When is your baby ready to eat her first solids? All babies develop the skills to eat at different rates so age is not always the only factor for readiness. Some of the signs are
- baby can sit upright on her own with little or no support and hold her head and neck up unassisted.
- baby shows readiness by being able to place hands or toys in her mouth without gagging on them.
- baby has lost the tongue-thrust reflex and does not push foods out of her mouth.
- baby is able to lean forward and open mouth and is interested in food or lean away and close mouth or turn head when not interested in food.
- baby is beginning to develop her pincer grasp which allows her to pick up foods between her thumb and forefinger.
The American Academy of Pediatrics recommends introducing first solids around 6 months of age for babies exclusively breast fed. This is because breastmilk is baby’s main source of nutrition until 6 months of age. Early solids lack the nutrients and protective qualities of human milk and only serve as a complementary food and should not be a replacement. The guidelines are not clear for formula fed babies on when to start solids but usually follow along with breast milk. Some pediatricians recommend starting solids earlier between 4 and 6 months depending on the individual baby’s developmental skills. Please seek advice if you feel your baby is ready earlier whether you are breastfeeding or formula feeding.
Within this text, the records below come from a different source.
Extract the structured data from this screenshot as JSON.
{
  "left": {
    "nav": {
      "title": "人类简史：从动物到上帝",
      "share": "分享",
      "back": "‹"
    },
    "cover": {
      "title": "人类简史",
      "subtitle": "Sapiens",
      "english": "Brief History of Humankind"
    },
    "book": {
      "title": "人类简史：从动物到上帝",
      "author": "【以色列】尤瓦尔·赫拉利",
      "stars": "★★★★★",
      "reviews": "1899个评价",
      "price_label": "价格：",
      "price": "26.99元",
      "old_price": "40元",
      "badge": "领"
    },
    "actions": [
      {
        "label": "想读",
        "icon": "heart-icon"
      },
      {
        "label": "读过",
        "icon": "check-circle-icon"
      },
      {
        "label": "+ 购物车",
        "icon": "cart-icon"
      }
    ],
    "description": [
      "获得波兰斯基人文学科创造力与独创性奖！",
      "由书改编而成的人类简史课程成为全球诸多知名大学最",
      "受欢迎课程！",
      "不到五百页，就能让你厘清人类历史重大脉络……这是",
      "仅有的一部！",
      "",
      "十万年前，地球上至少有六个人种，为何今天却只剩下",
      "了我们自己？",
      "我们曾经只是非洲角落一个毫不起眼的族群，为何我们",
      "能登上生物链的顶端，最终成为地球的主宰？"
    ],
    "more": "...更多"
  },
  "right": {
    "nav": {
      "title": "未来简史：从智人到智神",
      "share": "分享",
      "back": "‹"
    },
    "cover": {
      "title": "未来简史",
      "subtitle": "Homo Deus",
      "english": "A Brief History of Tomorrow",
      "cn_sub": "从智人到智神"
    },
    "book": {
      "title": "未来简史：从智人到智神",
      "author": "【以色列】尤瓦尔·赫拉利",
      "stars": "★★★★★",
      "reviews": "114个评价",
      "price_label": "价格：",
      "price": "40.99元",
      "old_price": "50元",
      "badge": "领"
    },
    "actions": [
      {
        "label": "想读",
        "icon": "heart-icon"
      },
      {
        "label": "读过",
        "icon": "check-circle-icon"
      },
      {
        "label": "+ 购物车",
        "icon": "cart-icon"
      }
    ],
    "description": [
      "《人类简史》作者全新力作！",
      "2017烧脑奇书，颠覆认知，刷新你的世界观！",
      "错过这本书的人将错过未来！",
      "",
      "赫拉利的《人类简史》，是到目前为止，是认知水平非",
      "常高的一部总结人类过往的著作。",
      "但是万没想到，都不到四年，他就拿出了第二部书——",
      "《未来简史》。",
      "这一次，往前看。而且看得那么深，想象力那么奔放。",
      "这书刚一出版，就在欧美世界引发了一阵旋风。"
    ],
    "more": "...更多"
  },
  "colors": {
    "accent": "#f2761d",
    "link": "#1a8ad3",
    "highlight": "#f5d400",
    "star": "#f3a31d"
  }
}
It is best to introduce solids in the morning that way if baby has a bad reaction to any food she won’t be up all night in distress and you can monitor her. Try it when she is in a good mood and after she has had a small amount of breast milk or formula. I recommend staring with some fresh pureed vegetables if spoon feeding her or some mashed sweet potatoes on her tray and letting her try and pick it up and eat with her fingers. This is much messier and it may depend on baby’s age and development but it teaches baby to feed herself and gives her more self-regulation. This is also known as baby led weaning or responsive feeding. http://www.babyledweaning.com/ Allowing baby to decide what to eat, how much to eat and how fast. Research show this is a healthy way for infants to learn to eat and sets them up for healthy eating habits as they get older. For research article go to http://www.ncbi.nlm.nih.gov/pubmed/25014743
Whatever method you decide to use to feed her start slow and introduce one food at a time once a day for starters. She may only eat one or two tablespoons to begin with. Most experts recommend waiting 3 or more days when introducing a new food to make sure there is no allergic reaction to that particular food. Remember it can take a baby as many as 6 to 10 tries before she will accept a new food so don’t give up too easily. Also do not introduce potentially known foods that create common allergy problems like wheat before 6 months. Again you can find guidelines for these types of food if you believe they may be a problem.
There are so many foods baby can begin eating and rice cereal is not one of them. Begin with fresh vegetable and fruits and if you want to add cereal use whole grain cereals like oatmeal, barley, millet or quinoa is much healthier. Also introduce different textures of foods as some babies may go for a thicker puree. Here are some examples of good starter foods and amounts http://wholesomebabyfood.momtastic.com/startingsolidfood-schedule.htm
Some babies may like to self- regulate their own feedings and some may be fine with you spoon feeding. Regardless, pay attention and be responsive to your baby’s cues and don’t pressure them to eat. Feeding needs to be a positive experience so find which method works for your child.